The toner hasn’t yet set on the Harry Reid’s version of placebocare and positions are already being taken on how the House and Senate will reconcile their bills. The AP has an enlightening article that quotes numerous Democrat Representatives laying out how they see the House and Senate bill harmonizing:
James Clyburn, a strong advocate for the public option, when asked whether the final bill would be required to have a public option answered:
“We want a public option to do basically three things: Create more choice for insurers, create more competition for insurance companies, and to contain costs. So if we can come up with a process by which these three things can be done, then I’m all for it. Whether or not we label it a public option or not is of no consequence.”
Representative Chris Van Hollen said:
“Before the House was to give up the public option, we would want to be persuaded that there are other mechanisms in whatever bill comes out that will keep down premiums. We’ve got to make sure that the final product is affordable.”
At first blush, these and other similar quotes, look like the normal “congressionalese” that is spoken any time a negotiation is about to take place. However, in light of what we just watched in the Senate, particularly with the purchase of Ben Nelson’s vote (a side note: I thought “Pay for play” was illegal? Wasn’t that what Blagojevich and Burris were/are accused of?), comments like these need to be understood in a whole new way.

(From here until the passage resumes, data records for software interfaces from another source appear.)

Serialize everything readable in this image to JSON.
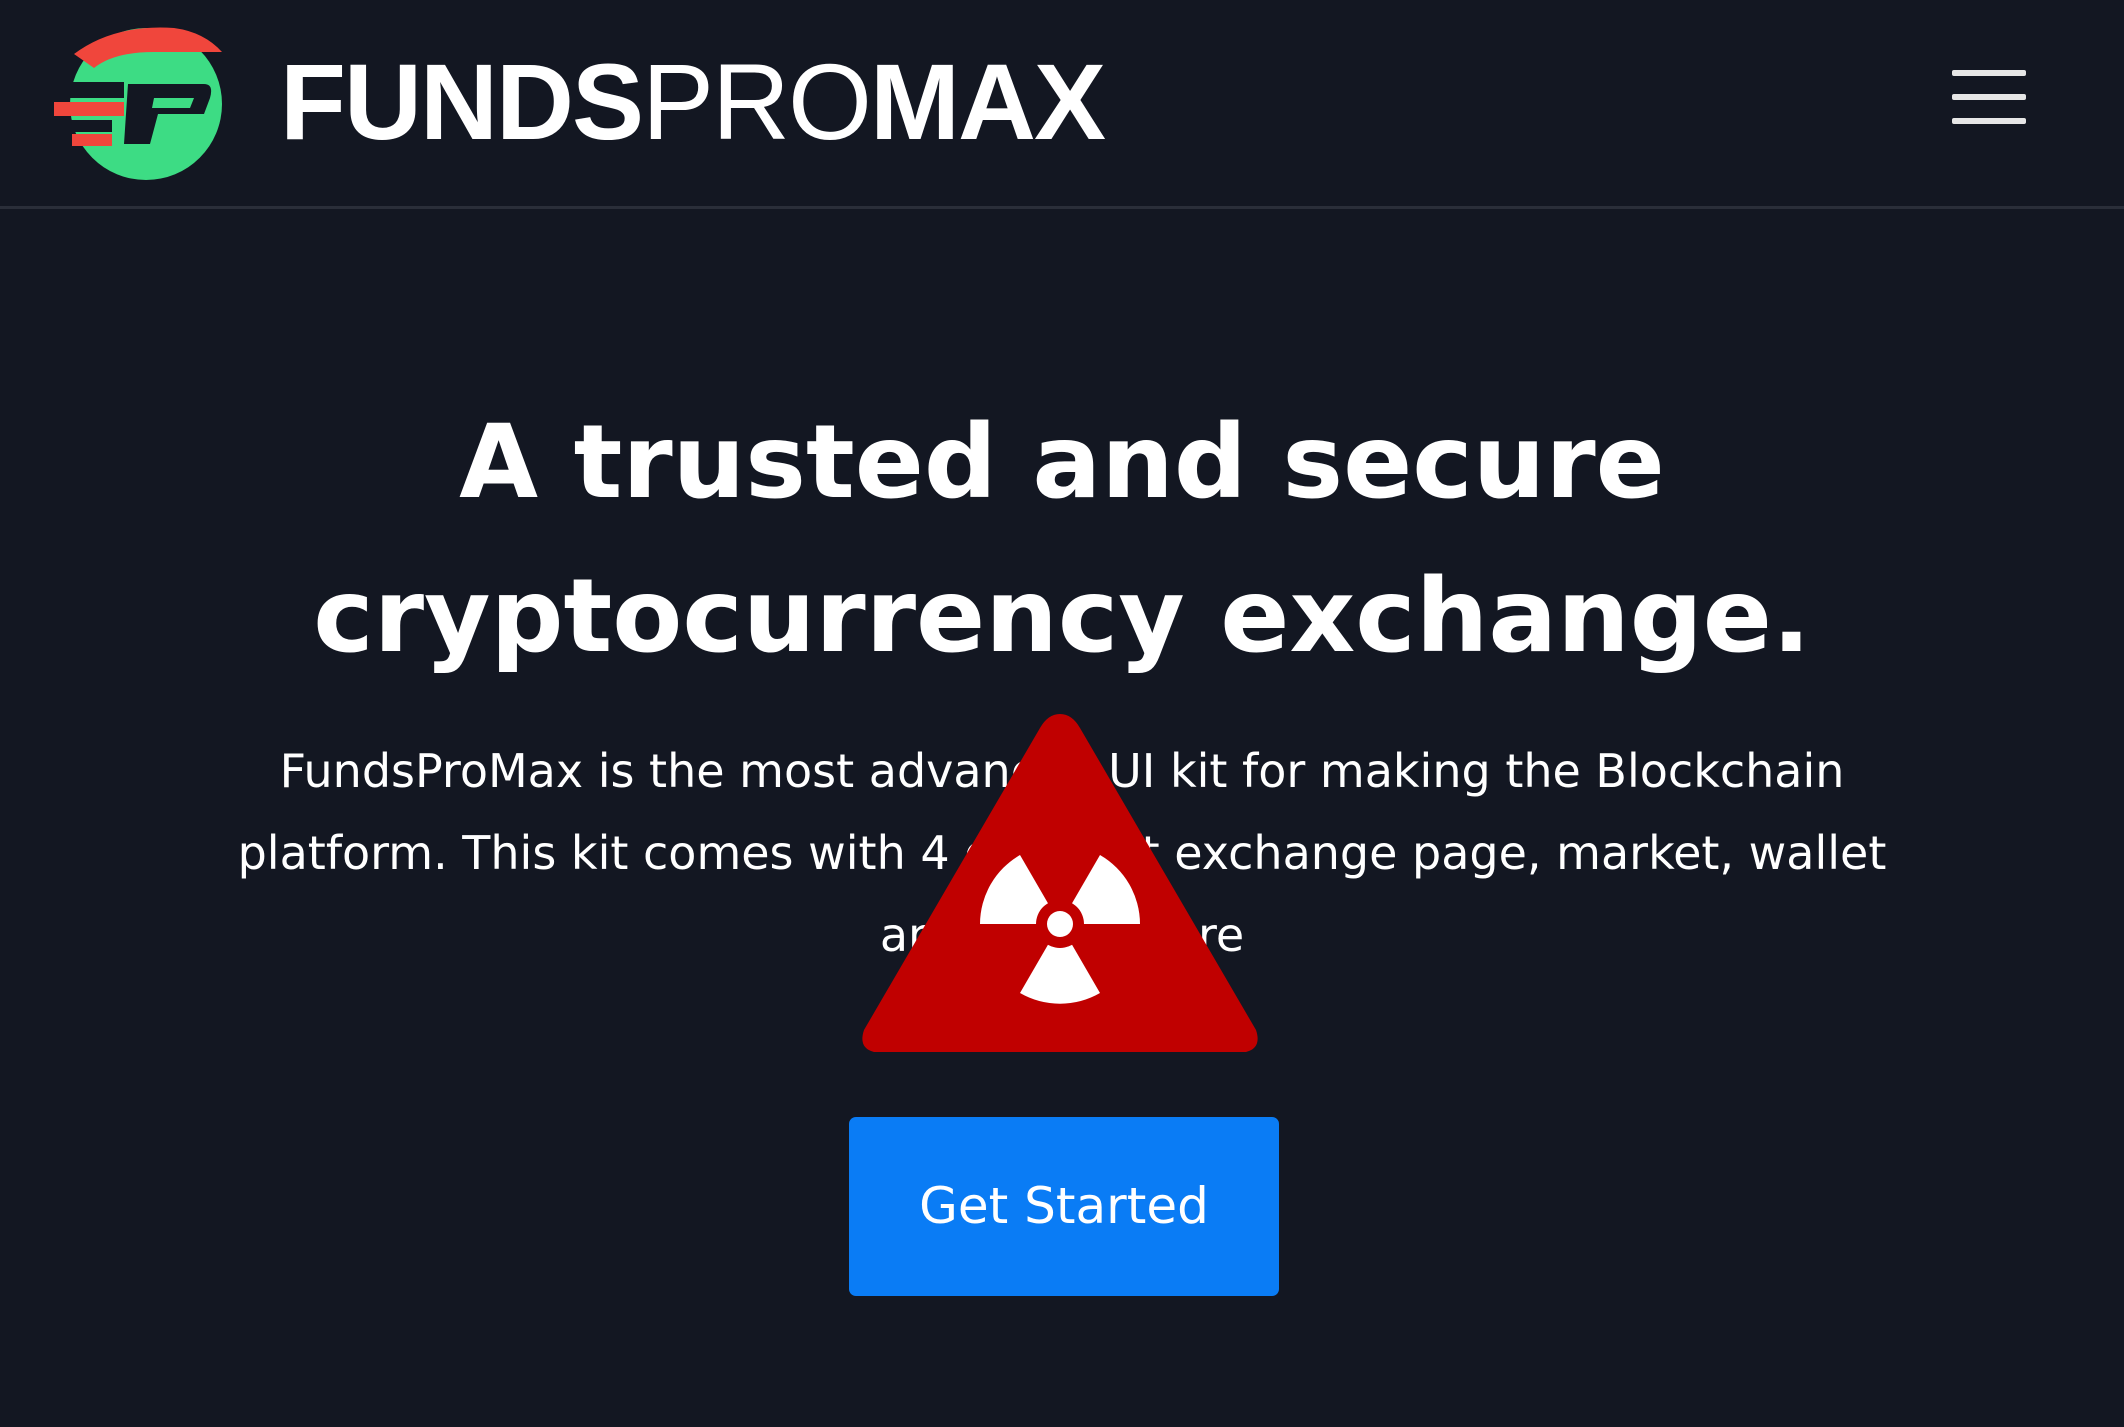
{
  "header": {
    "brand_bold_1": "FUNDS",
    "brand_light": "PRO",
    "brand_bold_2": "MAX",
    "logo_icon": "fundspromax-logo-icon",
    "menu_icon": "hamburger-menu-icon"
  },
  "hero": {
    "headline_lines": [
      "A trusted and secure",
      "cryptocurrency exchange."
    ],
    "lead_lines": [
      "FundsProMax is the most advanced UI kit for making the Blockchain",
      "platform. This kit comes with 4 different exchange page, market, wallet",
      "and many more"
    ],
    "cta_label": "Get Started",
    "overlay_icon": "radiation-warning-icon"
  },
  "colors": {
    "background": "#131722",
    "accent_blue": "#0a7cf5",
    "logo_green": "#3ddc84",
    "logo_red": "#f0463c",
    "warning_red": "#c00000"
  }
}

“Hey, I’m not fixated on a name. I want to make sure we accomplish some specific goals,” is what appears to be Clyburn’s thoughtful response. However, let’s take another look at Clyburn’s quote after putting on our official “Ben Nelson, you too can look like a whore” brand reading glasses. With our special glasses, what initially looked like a principled, practical response, now reads:
“I could be persuaded to give up the public option. First, while I don’t care if it actually does it, I need to be able to tell my constituents that the bill does three things: Create more choice for insurers, create more competition for insurance companies, and to contain costs. I’m sure we can add several hundred pages of confusing language that will give the impression that we’ve done this even thought we won’t. Second, after seeing what has transpired in the Senate, I’ve developed a price that my vote can be purchased for. Whether we end up having a public option or not is of no consequence as long as I get the appropriate gratuity!”
Let’s now look at Representative Van Hollen’s comment. After you’ve used your official “Ben Nelson, you too can look like a whore” brand reading glasses once, subsequent quotes are much easier to decipher.
“Before I give up the public option, I would want to be persuaded that there are other mechanisms in whatever bill comes out that will keep down premiums. We’ve got to make sure that the final product is affordable. I expect other taxpayers to be subservient to the sluggards of my district so that my constituents will not have to pay any of the ridiculous taxes that have been placed in this bill. With this benefit and the agreed to publicity that the DHCC will guarantee to provide me on this topic, I should be well on my way to buying myself another term in the House!”
Now that we’ve seen the vote purchasing in the Senate we will never again read or hear, any comment by any Congressperson about what he/she will or won’t accept in legislation without thinking, “I wonder how much they expect to be bribed for their vote?” Keep you pair of “Ben Nelson, you too can look like a whore” brand reading glasses handy. You’ll be reaching for them every day from now until November of 2010!